If at all possible, bring your child along so you can see how the doc and the staff interact with her. Arrive early so you can do some stealth detective work. Look around.
- Is the waiting room empty or chock-full of parents and sick, crabby kids? Neither is a great sign -- unless you’re visiting at seven a.m. or plunk in the middle of cold and flu season.
- Is the place clean? (Don’t forget to check the restroom; grime there is a big warning sign.)
- Is the office staff polite and friendly or surly and dismissive? Did they make you and your little one feel welcome?
- Does the office appear organized, or does it look like they use pitchforks to stack the file folders?
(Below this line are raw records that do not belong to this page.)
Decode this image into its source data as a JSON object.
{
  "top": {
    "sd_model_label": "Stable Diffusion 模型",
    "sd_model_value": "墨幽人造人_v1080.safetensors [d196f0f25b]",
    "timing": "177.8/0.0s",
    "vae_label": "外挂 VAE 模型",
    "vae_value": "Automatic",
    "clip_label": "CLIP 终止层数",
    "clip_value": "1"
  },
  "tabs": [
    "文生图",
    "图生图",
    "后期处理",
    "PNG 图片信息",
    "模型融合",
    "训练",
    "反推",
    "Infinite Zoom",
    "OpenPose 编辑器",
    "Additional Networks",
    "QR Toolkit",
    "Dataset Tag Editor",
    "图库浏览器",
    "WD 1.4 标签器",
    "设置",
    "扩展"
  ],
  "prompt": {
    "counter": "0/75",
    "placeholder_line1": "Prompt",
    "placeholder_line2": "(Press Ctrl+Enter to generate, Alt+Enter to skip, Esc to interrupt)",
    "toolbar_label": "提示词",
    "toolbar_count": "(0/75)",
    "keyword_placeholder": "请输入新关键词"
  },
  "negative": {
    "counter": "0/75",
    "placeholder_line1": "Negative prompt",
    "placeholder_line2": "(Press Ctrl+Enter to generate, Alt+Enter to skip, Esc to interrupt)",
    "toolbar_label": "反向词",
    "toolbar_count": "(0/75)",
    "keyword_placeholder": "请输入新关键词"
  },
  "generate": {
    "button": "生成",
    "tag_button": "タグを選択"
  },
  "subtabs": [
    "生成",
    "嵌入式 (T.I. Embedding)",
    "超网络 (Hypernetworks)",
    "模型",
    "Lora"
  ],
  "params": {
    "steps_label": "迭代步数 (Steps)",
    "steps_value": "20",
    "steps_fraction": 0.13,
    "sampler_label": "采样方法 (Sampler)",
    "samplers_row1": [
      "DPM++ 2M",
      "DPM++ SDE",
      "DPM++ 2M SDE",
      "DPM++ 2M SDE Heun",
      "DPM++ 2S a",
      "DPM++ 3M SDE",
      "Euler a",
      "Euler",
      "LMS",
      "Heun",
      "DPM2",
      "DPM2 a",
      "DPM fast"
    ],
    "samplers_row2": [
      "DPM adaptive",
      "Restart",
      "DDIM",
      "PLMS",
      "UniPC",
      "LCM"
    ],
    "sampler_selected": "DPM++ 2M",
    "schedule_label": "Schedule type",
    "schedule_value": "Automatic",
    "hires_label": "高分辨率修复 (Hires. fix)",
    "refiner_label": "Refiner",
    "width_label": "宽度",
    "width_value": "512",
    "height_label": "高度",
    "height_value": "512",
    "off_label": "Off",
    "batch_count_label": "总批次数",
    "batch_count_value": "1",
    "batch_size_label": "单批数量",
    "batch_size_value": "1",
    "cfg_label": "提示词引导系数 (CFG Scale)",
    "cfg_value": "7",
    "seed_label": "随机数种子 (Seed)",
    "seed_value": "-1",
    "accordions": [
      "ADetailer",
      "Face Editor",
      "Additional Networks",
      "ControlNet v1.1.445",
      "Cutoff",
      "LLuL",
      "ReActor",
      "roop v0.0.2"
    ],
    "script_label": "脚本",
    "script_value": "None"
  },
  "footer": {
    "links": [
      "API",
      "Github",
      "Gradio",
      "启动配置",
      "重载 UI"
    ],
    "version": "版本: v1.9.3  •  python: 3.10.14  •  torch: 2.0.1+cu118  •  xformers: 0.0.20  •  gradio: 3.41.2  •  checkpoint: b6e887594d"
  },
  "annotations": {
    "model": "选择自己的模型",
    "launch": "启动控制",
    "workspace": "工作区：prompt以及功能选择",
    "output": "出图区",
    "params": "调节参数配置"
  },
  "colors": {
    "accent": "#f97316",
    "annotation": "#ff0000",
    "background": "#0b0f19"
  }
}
- Is the waiting area kid-friendly, with dancing-bear wall decals and lots of books, toys, and games? Or is it as bleak as a police precinct?
- Do the toys look clean and in good shape, or are they grimy and shabby?
- Can you see yourself coming here with your child?
Chat up the other parents and ask if they’re happy with the pediatrician; if it’s a group practice, ask which docs they do and don’t like. Are the waits long? (Half an hour should be the longest.) Is getting a return call from the pediatrician difficult? Is the staff helpful when there’s an insurance snafu?
From The Smart Parent's Guide: Getting Your Kids Through Checkups, Illnesses, and Accidents by Jennifer Trachtenberg.
Find out more about this book:The Smart Parent's Guide: Getting Your Kids Through Checkups, Illnesses, and Accidents